Becoming a new mom is an experience unlike any other, and giving birth is much the same. Every mother has a different experience with her pregnancy and birth, and preparing to go into labor can be daunting, especially when it’s your first time. While you can never really know what to expect, here are a few things to know before giving birth and the first few days with your baby.
Something that most mothers are unprepared for is the fact that it may take a while for their breastmilk to come in, and they may struggle to feed initially. A delay in the onset of your milk production is completely normal.

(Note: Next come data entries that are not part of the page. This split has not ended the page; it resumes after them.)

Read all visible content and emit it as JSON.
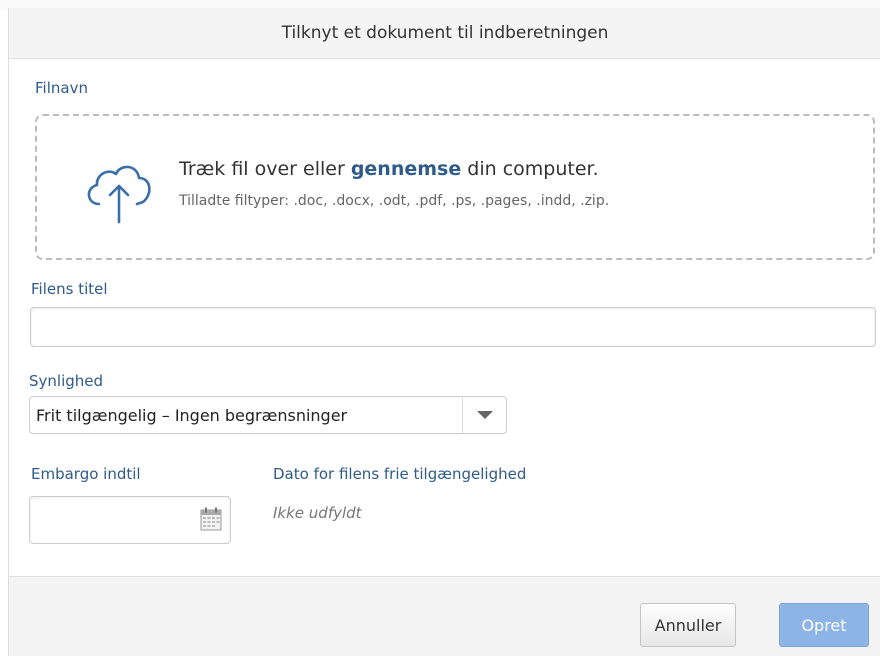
{
  "dialog": {
    "title": "Tilknyt et dokument til indberetningen"
  },
  "upload": {
    "label": "Filnavn",
    "main_before": "Træk fil over eller ",
    "browse_link": "gennemse",
    "main_after": " din computer.",
    "allowed_types": "Tilladte filtyper: .doc, .docx, .odt, .pdf, .ps, .pages, .indd, .zip.",
    "icon": "cloud-upload-icon"
  },
  "file_title": {
    "label": "Filens titel",
    "value": ""
  },
  "visibility": {
    "label": "Synlighed",
    "selected": "Frit tilgængelig – Ingen begrænsninger"
  },
  "embargo": {
    "label": "Embargo indtil",
    "value": "",
    "icon": "calendar-icon",
    "availability_label": "Dato for filens frie tilgængelighed",
    "availability_value": "Ikke udfyldt"
  },
  "footer": {
    "cancel_label": "Annuller",
    "create_label": "Opret"
  },
  "colors": {
    "label_blue": "#2f5b8a",
    "primary_button": "#8cb4e6"
  }
}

Your baby will get plenty of essential nutrients from colostrum during the transition. However, if you decide not to breastfeed or your milk production is not high enough, invest in a good quality baby formula, such as the S-26 Alula formula. The formula can give your baby all the important nutrients for their development.
There is so much to know, which is why many first-time expecting moms look for parenting guides to help them along. Find answers to common questions, know when to call the doctor, learn what’s to come in later growth stages, and more.
Before giving birth, know that PTSD can happen
Every expecting mother thinks it will be a dream birth experience but, unfortunately, it won’t always go according to plan. There are so many variables that could impact your birth and cause trauma.
Some examples are a bad experience with your healthcare institutions, medical complications, or even feeling a lack of support. Suffering from PTSD after your birth experience is a common occurrence and nothing to feel guilty about. Reach out for help from a therapist, and give yourself the time you need to come to terms with your experience.
Birthing classes really do help
If you’re nervous about handling the pain of childbirth, attending birthing classes can be helpful. You’ll learn breathing techniques and other tactics, such as comfortable positions, to give you more confidence and skill to get through the experience. It can also be reassuring to feel you are preparing for the big day with your partner, which provides peace of mind.
Furthermore, if you are apprehensive about how much it will hurt, don’t forget that an epidural can offer relief. Ask your doctor about the pros and cons of it before making a decision so you know the risks and decide based on what’s best for you.
Before giving birth, know to be prepared
I don’t mean in an emotional sense because that’s almost impossible, but rather in a completely practical way. This means ensuring you have every possible piece of baby gear ready and waiting when you get home from the hospital.
Also, plan ahead by having some frozen meals in the freezer. Why? You’re not going to be cooking for a while.
Also, have your home baby-proofed before the little bundle of joy has even made its appearance. You won’t have the time or money to focus on that when you have a newborn.
Dealing with these seemingly small tasks before the time when you’re still getting 7 hours of sleep a night and are capable of washing your hair regularly, will be extremely helpful in the long run. Your future self will thank you for making these considerations ahead of time.